....right after I give a big thanks to Miss Dream for providing high-quality scans of the Japanese reprint manga and Mixx manga, which are free for everyone to download and use as they like. This cuts down my workload considerably, because now I only need to take pictures of Kodansha's re-release. Don't forget that you can click pictures to make them bigger!
The binding on this volume was tighter than the previous two. There were many times when I had to stretch the book out quite a bit just to read some text that was being sucked into the crevice.
The Japanese reprint includes two bonus "Punch" comics that are mysteriously absent from Kodansha's release. What the hell, man? Now I have to pull out a screenshot from your company's webpage:
EDIT 7/2012: Kodansha stated at San Diego Comic Con that Takeuchi is the one who did not allow the Punch! comics to be included.

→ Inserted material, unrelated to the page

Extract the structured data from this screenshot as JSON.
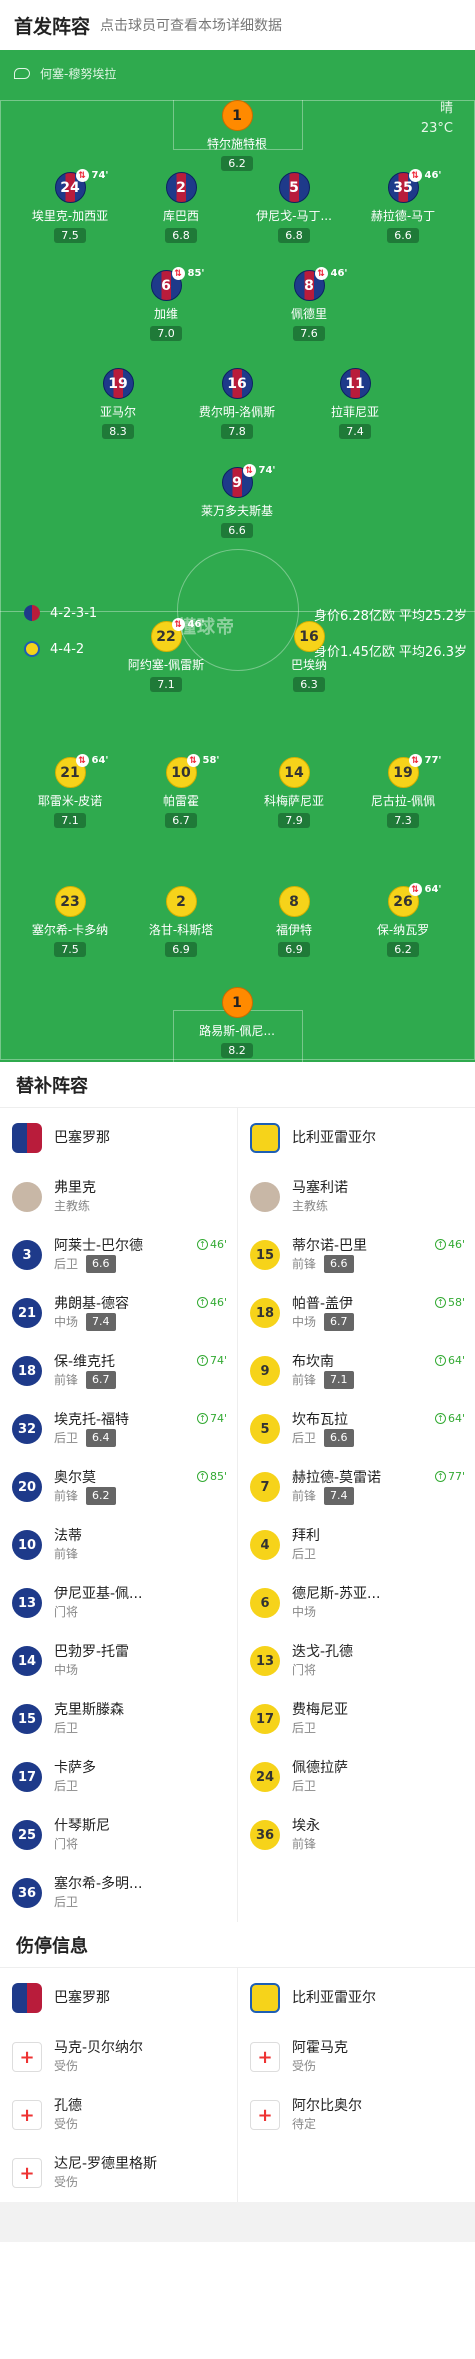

See this liveblog of the event.
THINGS THAT MAKE ME GO "HUH?"
SPARK---CHRIST, I CAN'T EVEN SAY IT
This panel has already secured a spot in Sailor Moon infamy. I could just let it speak for itself, but it won't use the proper vocabulary. So here I go.
::walks outside and screams at the top of her lungs::
::comes back to the computer::
Now let me tell you all the reasons why this is the worst thing in the world.
(1) In this day and age, there is no excuse to ever get the names of any Sailor Moon attack, character, or item wrong. The series has been out for over a decade and we have the fucking Internet. If Flanagan was honestly confused about how to translate this, because he obviously is not a Sailor Moon fan and that in itself makes me rage, he could have GOOGLED IT. He wouldn't even have had to ask a real human being, although that also would have been an option for him.
(2) スパークリング (spaakuringu) is a real Japanese word used to mean "sparkling". Yes, you can find it in a dictionary.
(3) Since lots of wacky foreign loan words can be represented in katakana, Naoko takes certain measures to prevent her young readers from getting confused. One way she does this is by separating individual words. See how スパークリング and ウイド and プレッシャー are all written as separate lines? That's because they're three separate words: "sparkling", "wide", and "pressure". The panel on the right shows the same thing with Venus's "Venus Love Me Chain", except Naoko also helps out by putting a little dot between "love" and "me" just in case you might mistakenly read them as one word. Boy, she sure makes translating a snap! What kind of stupid asshole could mess this up? Oh...
(4) "Spark Ring" honest-to-God sounds like someone making fun of a Japanese accent. Most East Asian speakers have difficulty differentiating English "R" and "L" sounds because they don't exist as two independent sounds in their native language. That's why parodies of how East Asians talk always include sloppy R and Ls.
(5) Everyone has their sore spots about how Sailor Moon has historically been treated in the US. One of mine is that proper names have often been used inconsistently, so that Black Lady is Black Lady in one chapter, then Wicked Lady the next, or Momo changes to Mary, or all the myriad examples you can pull from the dubbed anime. How hard is it to pick a name and stick with it, I asked? This, like the "Princess Beryl" blunder in volume 2, ruins the manga forever because it will have to be corrected, and once it's corrected, BOOM, we have inconsistent fucking names AGAIN! After all these years, we're still going to hear someone or something referred to as one thing, only to hear them referred to as another thing later! WHY?! This is like a living nightmare for me, and I will never forgive Kodansha or William Flanagan.
Well, after that lovely conclusion, why don't we take a look at some nice things that Mr. Flanagan has done for us in volume 3. ::eye twitches::
After giving some examples where Flanagan's experimentation with "flavor" went wrong, here's one that I think turned out to be a success. Yes, what Venus says is technically closer to what Mixx translated, but Flanagan's take is much more dramatic.
No, they weren't.
In this scene, Mamoru is talking about his school to Asanuma, who wants to become a student there. Mixx improperly has him comment on the nature of the students. He's actually talking about the nature of the school itself. The word ハングリー (hangurii) in katakana does not mean hungry as in wanting food; it means driven / motivated. So Mixx just totally effs this up by saying that the students are all "filthy and starving." Okie doke. Mamoru looks pretty clean and fed to me.
So volume 3 has a couple of very frustrating errors. After "Princess Beryl" in volume 2 and "Spark Ring Wide Pressure" here, I'm feeling a little nervous about future volumes. I'm not sure how many translation DERPs I can stomach, and I'm just really mad that Kodansha didn't get someone who actually cares about Sailor Moon to translate this. Like, how hard would it have been? I'd bet that most people who translate manga have read / watched Sailor Moon at one time. Especially if they're going to advertise this reboot as being super accurate and complete, why would they just grab some random dude, and not someone who is familiar with this very popular and repeatedly adapted product?
Anyway, check back soon, because I recently watched the SuperS anime again, and I have a lot of thoughts I'd like to share.